Hemingway’s novel, set during World War I, uses the analogy of a farewell to arms to convey the themes of disillusionment and the futility of war. The analogy suggests that bidding farewell to weapons and violence is necessary for peace and the preservation of humanity.
Old Man and the Sea
In this novella, Hemingway employs the analogy of the old man battling the sea to depict the human struggle against nature and the resilience of the human spirit. The analogy underscores the themes of perseverance, determination, and the indomitable nature of the human will.
Analogy in ” For Whom the Bell Tolls”
The title of Hemingway’s novel draws from a meditation by John Donne, “No Man is an Island,” which contains the line “never send to know for whom the bell tolls; it tolls for thee.” This analogy suggests that the death of any individual affects humanity as a whole. It highlights themes of interconnectedness, sacrifice, and the universality of human experience.
The Snow of Kilimanjaro
Hemingway uses the analogy of the snows of Mount Kilimanjaro to symbolize purity, beauty, and the fleeting nature of life. The analogy highlights the protagonist’s regret for wasted opportunities and the urgency to seize the present moment before it melts away.
While Hemingway’s use of analogies might be more subtle and understated compared to other authors. These examples illustrate his ability to employ symbolic comparisons to convey deeper themes, evoke powerful imagery, and provoke introspection.
Famous analogy sentences in British Literature
- Emily Brontë:
- “My love is like a red, red rose” (Song).
- Oscar Wilde:
- “We are all in the gutter, but some of us are looking at the stars” (Lady Windermere’s Fan).
- Virginia Woolf:
- “A woman must have money and a room of her own if she is to write fiction” (A Room of One’s Own).
Examples in American Literature
- Emily Dickinson:
- “Hope is the thing with feathers that perches in the soul” (Poem 254).
- F. Scott Fitzgerald:
- “So we beat on, boats against the current, borne back ceaselessly into the past” (The Great Gatsby).
- Langston Hughes:
- “What happens to a dream deferred? Does it dry up like a raisin in the sun?” (Harlem).
- Harper Lee:

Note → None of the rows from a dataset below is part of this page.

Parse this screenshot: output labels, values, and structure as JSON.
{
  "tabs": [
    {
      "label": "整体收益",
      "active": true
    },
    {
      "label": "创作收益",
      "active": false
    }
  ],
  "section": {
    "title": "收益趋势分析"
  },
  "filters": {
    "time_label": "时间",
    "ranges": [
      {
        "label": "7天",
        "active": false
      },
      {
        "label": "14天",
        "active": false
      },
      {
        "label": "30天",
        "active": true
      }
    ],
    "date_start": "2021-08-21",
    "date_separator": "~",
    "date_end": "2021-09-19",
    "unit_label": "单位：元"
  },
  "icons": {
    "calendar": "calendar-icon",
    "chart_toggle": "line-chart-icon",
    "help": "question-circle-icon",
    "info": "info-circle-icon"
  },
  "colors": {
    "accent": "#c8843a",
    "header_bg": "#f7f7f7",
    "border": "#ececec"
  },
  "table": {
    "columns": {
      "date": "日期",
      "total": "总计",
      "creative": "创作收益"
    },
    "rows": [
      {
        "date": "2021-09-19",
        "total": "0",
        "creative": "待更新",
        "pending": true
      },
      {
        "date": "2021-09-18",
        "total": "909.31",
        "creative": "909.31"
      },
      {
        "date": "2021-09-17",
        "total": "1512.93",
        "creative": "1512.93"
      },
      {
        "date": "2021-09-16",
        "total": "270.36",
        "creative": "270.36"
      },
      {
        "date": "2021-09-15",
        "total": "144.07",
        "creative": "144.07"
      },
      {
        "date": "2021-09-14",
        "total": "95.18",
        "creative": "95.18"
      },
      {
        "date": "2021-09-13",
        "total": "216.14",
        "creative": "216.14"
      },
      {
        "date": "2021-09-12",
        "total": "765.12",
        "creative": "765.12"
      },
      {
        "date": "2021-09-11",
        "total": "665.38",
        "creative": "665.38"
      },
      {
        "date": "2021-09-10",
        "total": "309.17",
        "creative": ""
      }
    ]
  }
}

- “Shoot all the bluejays you want if you can hit ’em, but remember, it’s a sin to kill a mockingbird” (To Kill a Mockingbird).
These examples represent just a fraction of the vast analogical expressions, showcasing the power and versatility of analogy in literature.